Turns out that the work was -to put it diplomatically- canceled. Without any explanation.
Yet the Biennale had at first approved the project and so did the council and the vaporetto company. All the artist could find out, second-hand, was that the company had 'received pressure from an outside source to shut it down for political reasons'. The company claimed that the problem was with the city authorities in Venice. Jacir, who had won a Golden Lion at the Venice biennale two year earlier, spoke to the vaporetto company in person but she couldn't get any clear answers. 'Oddly,' she told Art Monthly, 'the man I spoke with mentioned the attacks on Gaza last December and said that this played a role in shutting down the project as it made the parties involved in the project nervous. I find that completely bizarre, as the work has nothing to do with Gaza.'
The work was indeed peaceful, it was meant to illustrate cultural exchanges through history. Jacir is an artist of Palestinian descent, she lives and works in Ramallah and New York and Stazione was her contribution to the official off-site exhibition, Palestine c/o Venice. The arabic inscriptions would have placed each floating platform in direct dialogue with the surrounding architecture and urban design, linking them with various elements of Venice's shared heritage with the Arab world.
Jacir was only allowed to distribute a map in Italian, Arabic and English of the number 1 route. It contains a map of the location of the project, as well as the Vaporetto map translated into Arabic and a brief explanation of the background to the piece. However, she was forbidden by Palestine c/o Venice organizers to include a text describing the cancellation of her project by the Venetian Municipal Authorities. She was only permitted to include the following note: THIS PROJECT HAS BEEN CANCELLLED.
The architecture on either side of the Grand Canal testifies to bonds that have connected Venice with the Arab world over the centuries. By placing translations of the stations on either side of the Grand Canal, Emil Jacir would have prompted tourists and Venetians to reflect on these bygone relationships, age-old cultural and mercantile exchanges, and forgotten legacies (glass blowing was invented in Palestine and the first Arab book with Arabic characters was printed in Venice) as they crossed to 'the other bank'. Stazione was hoping to demonstrate that the barrier between two spaces that are considered different, even counterpoised, can be crossed.
The Alberto Peola Gallery in Turin is exhibiting the proposal digitally retouched photographs that show what stazione would have looked like.
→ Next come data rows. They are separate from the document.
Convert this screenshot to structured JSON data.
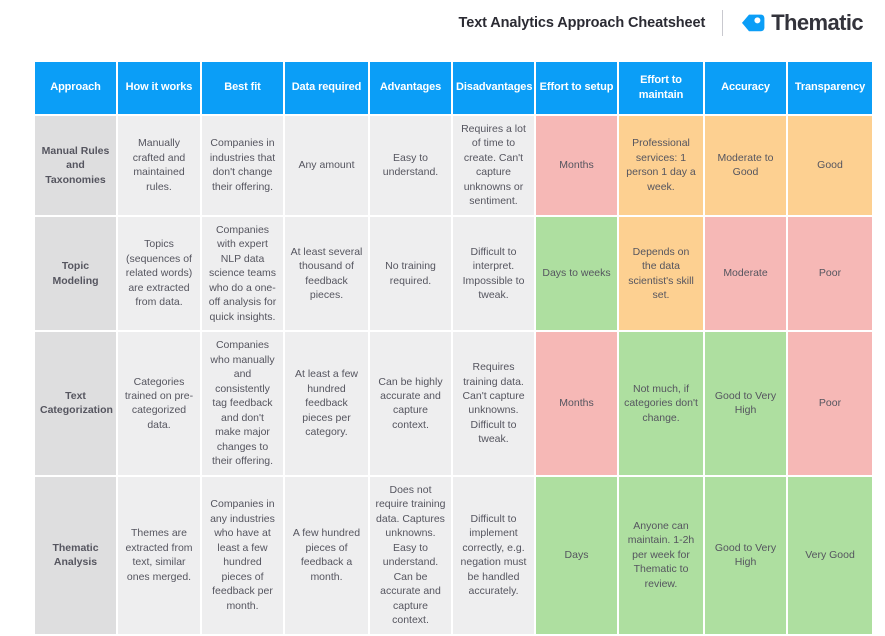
{
  "header": {
    "title": "Text Analytics Approach Cheatsheet",
    "brand_name": "Thematic",
    "brand_icon": "thematic-tag-logo",
    "brand_color": "#0b9ef7"
  },
  "colors": {
    "header_blue": "#0b9ef7",
    "approach_grey": "#dededf",
    "cell_grey": "#eeeeef",
    "red": "#f6b8b6",
    "green": "#aedfa0",
    "orange": "#fdd091",
    "text": "#55555f"
  },
  "table": {
    "columns": [
      "Approach",
      "How it works",
      "Best fit",
      "Data required",
      "Advantages",
      "Disadvantages",
      "Effort to setup",
      "Effort to maintain",
      "Accuracy",
      "Transparency"
    ],
    "rows": [
      {
        "approach": "Manual Rules and Taxonomies",
        "how_it_works": "Manually crafted and maintained rules.",
        "best_fit": "Companies in industries that don't change their offering.",
        "data_required": "Any amount",
        "advantages": "Easy to understand.",
        "disadvantages": "Requires a lot of time to create. Can't capture unknowns or sentiment.",
        "effort_to_setup": "Months",
        "effort_to_maintain": "Professional services: 1 person 1 day a week.",
        "accuracy": "Moderate to Good",
        "transparency": "Good",
        "ratings": {
          "effort_to_setup": "red",
          "effort_to_maintain": "orange",
          "accuracy": "orange",
          "transparency": "orange"
        }
      },
      {
        "approach": "Topic Modeling",
        "how_it_works": "Topics (sequences of related words) are extracted from data.",
        "best_fit": "Companies with expert NLP data science teams who do a one-off analysis for quick insights.",
        "data_required": "At least several thousand of feedback pieces.",
        "advantages": "No training required.",
        "disadvantages": "Difficult to interpret. Impossible to tweak.",
        "effort_to_setup": "Days to weeks",
        "effort_to_maintain": "Depends on the data scientist's skill set.",
        "accuracy": "Moderate",
        "transparency": "Poor",
        "ratings": {
          "effort_to_setup": "green",
          "effort_to_maintain": "orange",
          "accuracy": "red",
          "transparency": "red"
        }
      },
      {
        "approach": "Text Categorization",
        "how_it_works": "Categories trained on pre-categorized data.",
        "best_fit": "Companies who manually and consistently tag feedback and don't make major changes to their offering.",
        "data_required": "At least a few hundred feedback pieces per category.",
        "advantages": "Can be highly accurate and capture context.",
        "disadvantages": "Requires training data. Can't capture unknowns. Difficult to tweak.",
        "effort_to_setup": "Months",
        "effort_to_maintain": "Not much, if categories don't change.",
        "accuracy": "Good to Very High",
        "transparency": "Poor",
        "ratings": {
          "effort_to_setup": "red",
          "effort_to_maintain": "green",
          "accuracy": "green",
          "transparency": "red"
        }
      },
      {
        "approach": "Thematic Analysis",
        "how_it_works": "Themes are extracted from text, similar ones merged.",
        "best_fit": "Companies in any industries who have at least a few hundred pieces of feedback per month.",
        "data_required": "A few hundred pieces of feedback a month.",
        "advantages": "Does not require training data. Captures unknowns. Easy to understand. Can be accurate and capture context.",
        "disadvantages": "Difficult to implement correctly, e.g. negation must be handled accurately.",
        "effort_to_setup": "Days",
        "effort_to_maintain": "Anyone can maintain. 1-2h per week for Thematic to review.",
        "accuracy": "Good to Very High",
        "transparency": "Very Good",
        "ratings": {
          "effort_to_setup": "green",
          "effort_to_maintain": "green",
          "accuracy": "green",
          "transparency": "green"
        }
      }
    ]
  }
}
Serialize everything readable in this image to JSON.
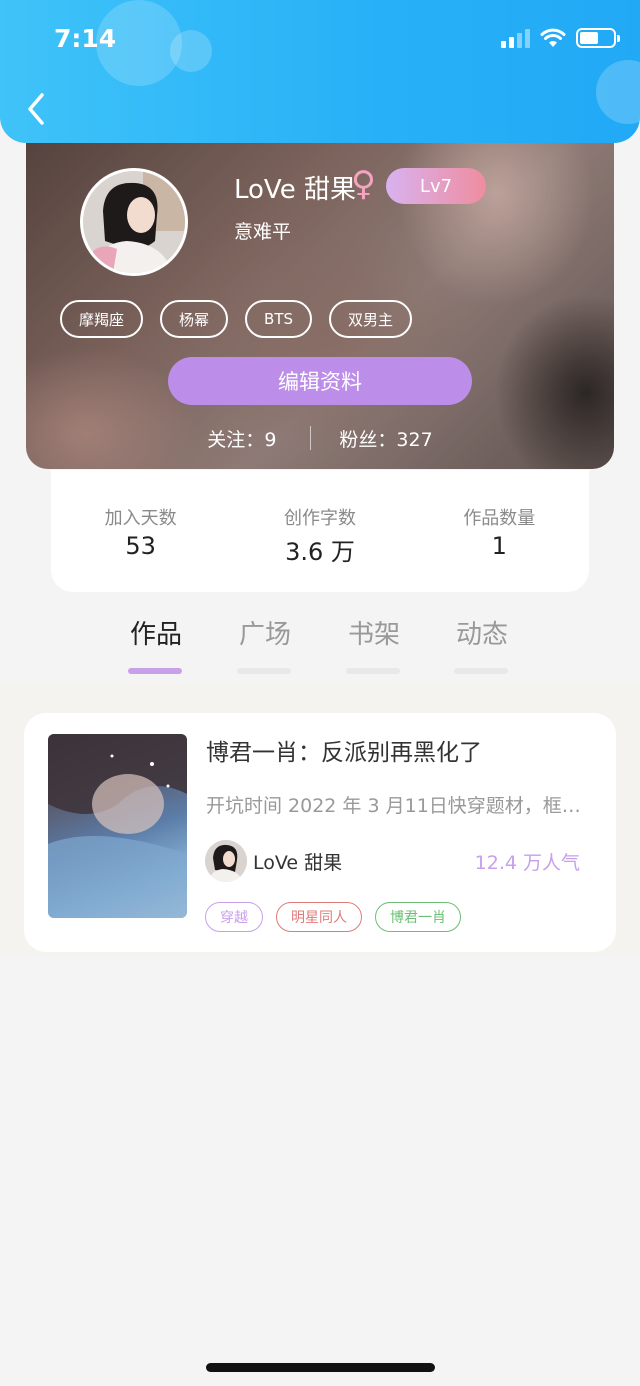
{
  "status_bar": {
    "time": "7:14"
  },
  "profile": {
    "username": "LoVe 甜果",
    "gender_icon": "female-icon",
    "level": "Lv7",
    "signature": "意难平",
    "tags": [
      "摩羯座",
      "杨幂",
      "BTS",
      "双男主"
    ],
    "edit_label": "编辑资料",
    "following_label": "关注：",
    "following_count": "9",
    "fans_label": "粉丝：",
    "fans_count": "327"
  },
  "stats": [
    {
      "label": "加入天数",
      "value": "53"
    },
    {
      "label": "创作字数",
      "value": "3.6 万"
    },
    {
      "label": "作品数量",
      "value": "1"
    }
  ],
  "tabs": [
    {
      "label": "作品",
      "active": true
    },
    {
      "label": "广场",
      "active": false
    },
    {
      "label": "书架",
      "active": false
    },
    {
      "label": "动态",
      "active": false
    }
  ],
  "work": {
    "title": "博君一肖：反派别再黑化了",
    "description": "开坑时间 2022 年 3 月11日快穿题材，框…",
    "author": "LoVe 甜果",
    "popularity": "12.4 万人气",
    "tags": [
      {
        "label": "穿越",
        "color": "#c8a0ea"
      },
      {
        "label": "明星同人",
        "color": "#e07b7b"
      },
      {
        "label": "博君一肖",
        "color": "#6cbf74"
      }
    ]
  },
  "colors": {
    "header": "#27b0f7",
    "accent": "#bc8eea"
  }
}
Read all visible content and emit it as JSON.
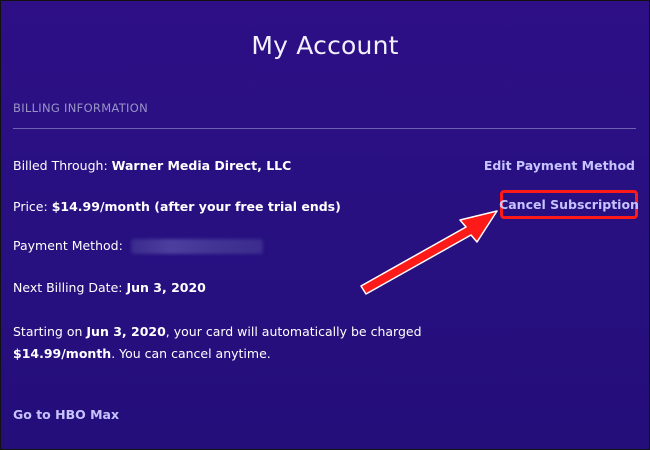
{
  "page": {
    "title": "My Account"
  },
  "billing": {
    "section_heading": "BILLING INFORMATION",
    "billed_through_label": "Billed Through:",
    "billed_through_value": "Warner Media Direct, LLC",
    "price_label": "Price:",
    "price_value": "$14.99/month (after your free trial ends)",
    "payment_method_label": "Payment Method:",
    "next_billing_label": "Next Billing Date:",
    "next_billing_value": "Jun 3, 2020",
    "notice_prefix": "Starting on",
    "notice_date": "Jun 3, 2020",
    "notice_middle": ", your card will automatically be charged",
    "notice_amount": "$14.99/month",
    "notice_suffix": ". You can cancel anytime."
  },
  "actions": {
    "edit_payment_label": "Edit Payment Method",
    "cancel_subscription_label": "Cancel Subscription",
    "go_to_hbo_label": "Go to HBO Max"
  },
  "icons": {
    "annotation": "red-arrow-icon"
  },
  "colors": {
    "background": "#281081",
    "link": "#c6c3ff",
    "highlight": "#ff1a1a",
    "divider": "#6f63b0"
  }
}
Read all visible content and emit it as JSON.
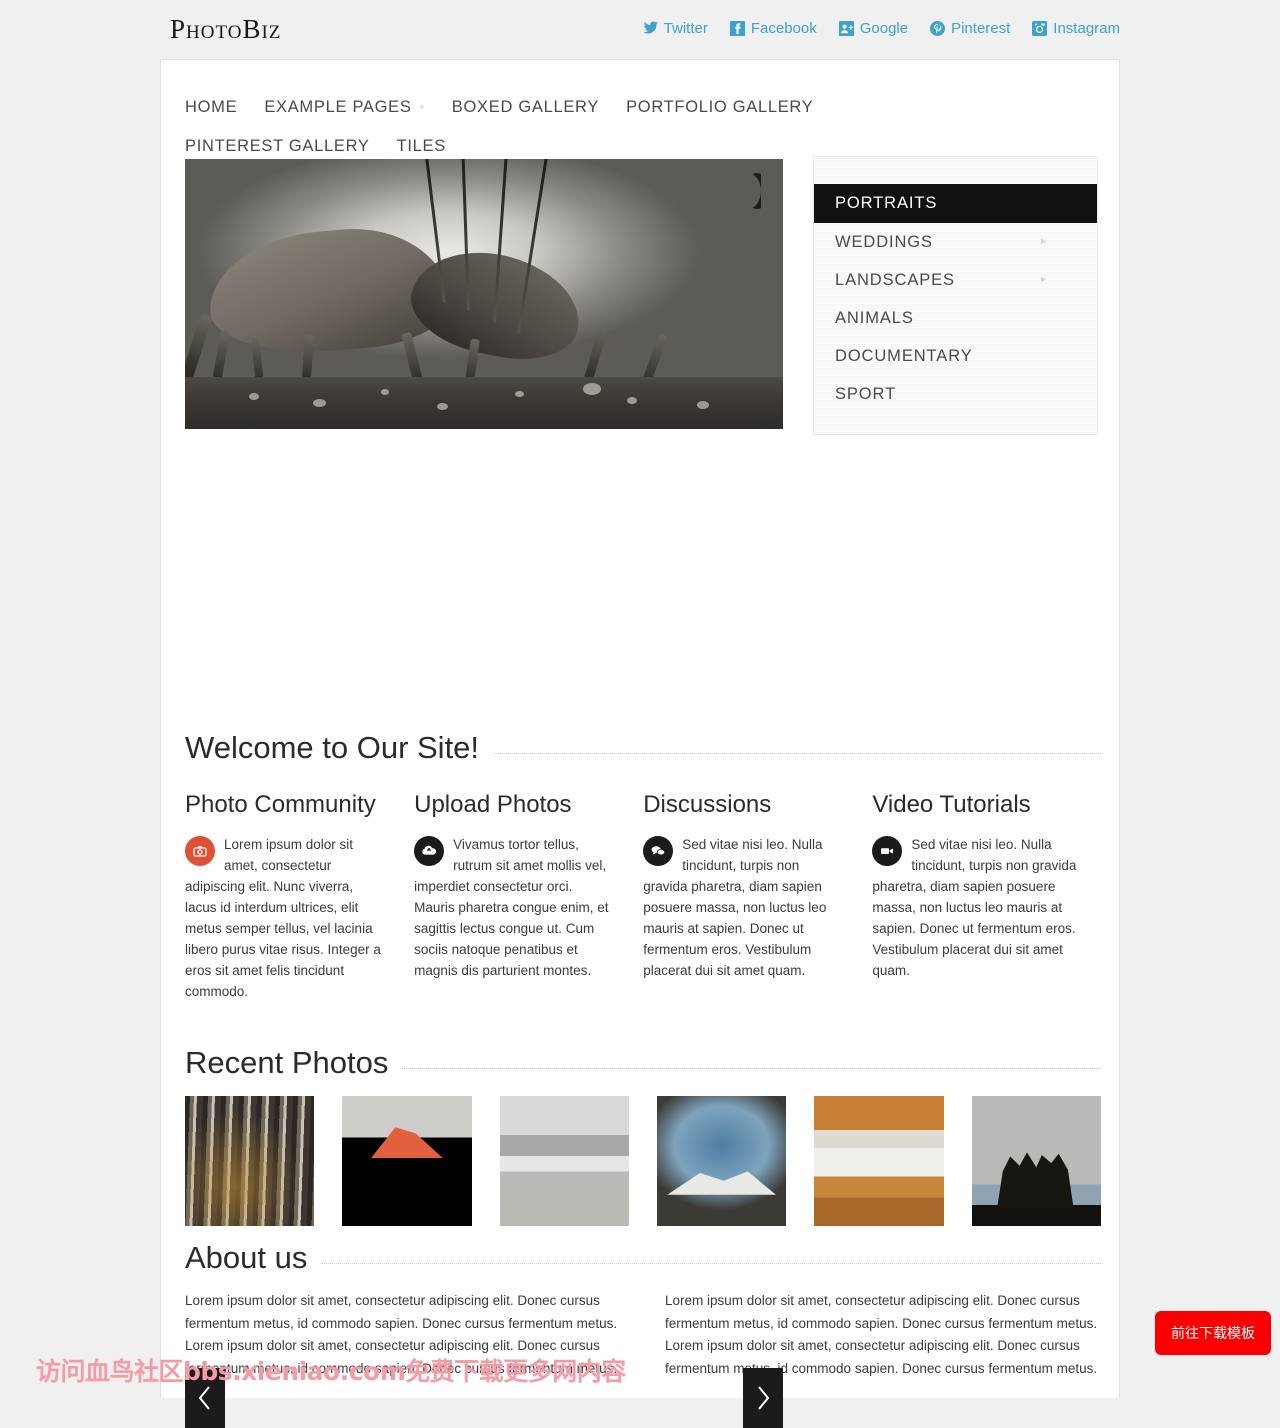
{
  "site": {
    "logo": "PhotoBiz",
    "accent_blue": "#3ba3cc",
    "accent_orange": "#dd5135",
    "active_black": "#111111",
    "page_bg": "#f0f0f0"
  },
  "social": [
    {
      "label": "Twitter",
      "icon": "twitter-icon"
    },
    {
      "label": "Facebook",
      "icon": "facebook-icon"
    },
    {
      "label": "Google",
      "icon": "google-plus-icon"
    },
    {
      "label": "Pinterest",
      "icon": "pinterest-icon"
    },
    {
      "label": "Instagram",
      "icon": "instagram-icon"
    }
  ],
  "nav": [
    {
      "label": "HOME",
      "caret": ""
    },
    {
      "label": "EXAMPLE PAGES",
      "caret": "▾"
    },
    {
      "label": "BOXED GALLERY",
      "caret": ""
    },
    {
      "label": "PORTFOLIO GALLERY",
      "caret": ""
    },
    {
      "label": "PINTEREST GALLERY",
      "caret": ""
    },
    {
      "label": "TILES",
      "caret": ""
    }
  ],
  "slider": {
    "prev_label": "‹",
    "next_label": "›",
    "image_alt": "two oryx antelope fighting in dust, black and white"
  },
  "categories": [
    {
      "label": "PORTRAITS",
      "active": true,
      "caret": ""
    },
    {
      "label": "WEDDINGS",
      "active": false,
      "caret": "▸"
    },
    {
      "label": "LANDSCAPES",
      "active": false,
      "caret": "▸"
    },
    {
      "label": "ANIMALS",
      "active": false,
      "caret": ""
    },
    {
      "label": "DOCUMENTARY",
      "active": false,
      "caret": ""
    },
    {
      "label": "SPORT",
      "active": false,
      "caret": ""
    }
  ],
  "welcome": {
    "title": "Welcome to Our Site!",
    "columns": [
      {
        "heading": "Photo Community",
        "icon": "camera-icon",
        "icon_color": "#dd5135",
        "text": "Lorem ipsum dolor sit amet, consectetur adipiscing elit. Nunc viverra, lacus id interdum ultrices, elit metus semper tellus, vel lacinia libero purus vitae risus. Integer a eros sit amet felis tincidunt commodo."
      },
      {
        "heading": "Upload Photos",
        "icon": "cloud-upload-icon",
        "icon_color": "#1b1b1b",
        "text": "Vivamus tortor tellus, rutrum sit amet mollis vel, imperdiet consectetur orci. Mauris pharetra congue enim, et sagittis lectus congue ut. Cum sociis natoque penatibus et magnis dis parturient montes."
      },
      {
        "heading": "Discussions",
        "icon": "comments-icon",
        "icon_color": "#1b1b1b",
        "text": "Sed vitae nisi leo. Nulla tincidunt, turpis non gravida pharetra, diam sapien posuere massa, non luctus leo mauris at sapien. Donec ut fermentum eros. Vestibulum placerat dui sit amet quam."
      },
      {
        "heading": "Video Tutorials",
        "icon": "video-camera-icon",
        "icon_color": "#1b1b1b",
        "text": "Sed vitae nisi leo. Nulla tincidunt, turpis non gravida pharetra, diam sapien posuere massa, non luctus leo mauris at sapien. Donec ut fermentum eros. Vestibulum placerat dui sit amet quam."
      }
    ]
  },
  "recent_photos": {
    "title": "Recent Photos",
    "items": [
      {
        "alt": "birch forest with golden autumn foliage"
      },
      {
        "alt": "red sunlit mountain peak above dark lake"
      },
      {
        "alt": "misty grey lake and forested hillside"
      },
      {
        "alt": "snowy mountain under blue sky reflected in lake"
      },
      {
        "alt": "lone tree in golden autumn field"
      },
      {
        "alt": "two bare tree silhouettes against grey sky"
      }
    ]
  },
  "about": {
    "title": "About us",
    "paragraphs": [
      "Lorem ipsum dolor sit amet, consectetur adipiscing elit. Donec cursus fermentum metus, id commodo sapien. Donec cursus fermentum metus. Lorem ipsum dolor sit amet, consectetur adipiscing elit. Donec cursus fermentum metus, id commodo sapien. Donec cursus fermentum metus.",
      "Lorem ipsum dolor sit amet, consectetur adipiscing elit. Donec cursus fermentum metus, id commodo sapien. Donec cursus fermentum metus. Lorem ipsum dolor sit amet, consectetur adipiscing elit. Donec cursus fermentum metus, id commodo sapien. Donec cursus fermentum metus."
    ]
  },
  "overlays": {
    "watermark": "访问血鸟社区bbs.xieniao.com免费下载更多网内容",
    "download_button": "前往下载模板"
  }
}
The gallery is also exhibiting other works by the artist and distributing copies of the map that Jacir distributed during the Biennale.
Stazione is on view at the Alberto Peola Gallery in Turin until Saturday 24 April 2010
Interview with the artist in the New York Times.